The U.S. Department of Justice (DOJ) announced Thursday that a federal grand jury charged a Chinese national for participating in a sophisticated hacking group based in China that was targeting large businesses in the U.S. The hacking group was allegedly responsible for the 2015 Anthem data breach.
Chinese Hacking Group Targeted US Businesses
The four-count indictment against Fujie Wang said Wang and other members conducted campaigns of intrusions into U.S.-based computer systems, including those of Anthem, a health insurance company, and three other businesses.
Assistant Attorney General Benczkowski said that the hacking group’s members committed one of the largest data breaches in U.S. history, violating the privacy rights of 78.8 million Americans by stealing their personally identifiable information (PII).
Assistant Director Matt Gorham praised Anthem for its prompt cooperation with the FBI, which played an important role in identifying the cybercriminals that were targeting the company.
Anthem Data Breach
Anthem made the data breach public in February 2015. According to the investigators, the first intrusion happened as early as May 13, 2014. The Chinese hacking group continued to target Anthem until January 2015. Meanwhile, it also started hacking three other companies in the technology, basic materials and communications services sectors.
It’s not clear why the DOJ did not name these three other firms, but presumably these companies have yet to make their own data breaches public, which means their customers may still be unaware that their data was exposed.
In Anthem’s case, the hackers stole sensitive data from 78.8 million Americans, including names, health identification numbers, dates of birth, Social Security numbers, addresses, telephone numbers, email addresses, employment information and income data.
Sophisticated Techniques Used
The hacking group members used sophisticated spearphishing techniques to target employees of the victim companies with relevant emails and hyperlinks.
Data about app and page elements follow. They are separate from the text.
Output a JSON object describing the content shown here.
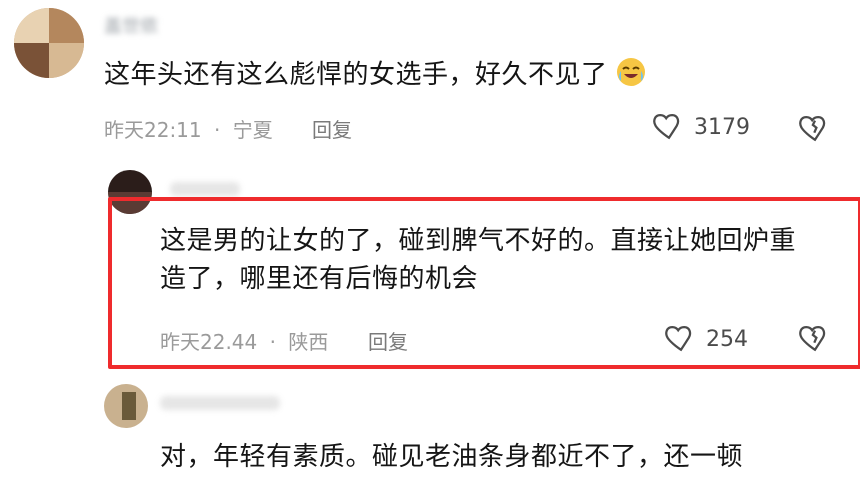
{
  "comments": [
    {
      "username": "盖世侬",
      "text": "这年头还有这么彪悍的女选手，好久不见了",
      "emoji": "crying-laughing-face",
      "time": "昨天22:11",
      "location": "宁夏",
      "reply_label": "回复",
      "likes": "3179"
    },
    {
      "username": "",
      "text_line1": "这是男的让女的了，碰到脾气不好的。直接让她回炉重",
      "text_line2": "造了，哪里还有后悔的机会",
      "time": "昨天22.44",
      "location": "陕西",
      "reply_label": "回复",
      "likes": "254"
    },
    {
      "username": "",
      "text": "对，年轻有素质。碰见老油条身都近不了，还一顿"
    }
  ],
  "separator": "·",
  "colors": {
    "highlight": "#ef2b2d",
    "meta": "#9a9a9a"
  }
}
When employees clicked on those clicks, malware would download and install on their machines. The malware included a backdoor tool that gave attackers remote access to the machines and the company’s internal network.
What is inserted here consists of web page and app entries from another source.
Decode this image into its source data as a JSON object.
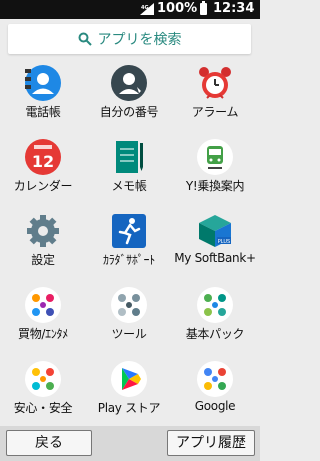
{
  "status": {
    "battery": "100%",
    "time": "12:34"
  },
  "search": {
    "label": "アプリを検索"
  },
  "apps": [
    {
      "label": "電話帳",
      "icon": "contacts-icon"
    },
    {
      "label": "自分の番号",
      "icon": "my-number-icon"
    },
    {
      "label": "アラーム",
      "icon": "alarm-clock-icon"
    },
    {
      "label": "カレンダー",
      "icon": "calendar-icon"
    },
    {
      "label": "メモ帳",
      "icon": "notepad-icon"
    },
    {
      "label": "Y!乗換案内",
      "icon": "train-icon"
    },
    {
      "label": "設定",
      "icon": "settings-gear-icon"
    },
    {
      "label": "ｶﾗﾀﾞｻﾎﾟｰﾄ",
      "icon": "running-person-icon"
    },
    {
      "label": "My SoftBank+",
      "icon": "softbank-icon"
    },
    {
      "label": "買物/ｴﾝﾀﾒ",
      "icon": "folder-shopping-icon"
    },
    {
      "label": "ツール",
      "icon": "folder-tools-icon"
    },
    {
      "label": "基本パック",
      "icon": "folder-basic-pack-icon"
    },
    {
      "label": "安心・安全",
      "icon": "folder-safety-icon"
    },
    {
      "label": "Play ストア",
      "icon": "play-store-icon"
    },
    {
      "label": "Google",
      "icon": "folder-google-icon"
    }
  ],
  "bottom": {
    "back": "戻る",
    "history": "アプリ履歴"
  },
  "colors": {
    "accent": "#2a8a80",
    "statusbar": "#111111"
  }
}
According to the indictment, the defendants sometimes waited months to take further action after the machines were infected. First, they would do reconnaissance to see if there was anything worth stealing.
After they stole the data of interest, they encrypted it and sent it through multiple computers to destinations in China. Once the data was transferred, the defendants deleted the encrypted archives on the victims’ computer to avoid detection.
The DOJ alleged that defendant Wang owned two domain names connected to the criminal activity. One of the domains was associated with the backdoor installed in the computer systems of one of these unnamed victim businesses. The other domain was associated with an email Wang used to send the spearphishing messages to the employees of another victim business.
The FBI’s Indianapolis Field Office investigated the case with the help of several other cybercrime divisions within the DOJ.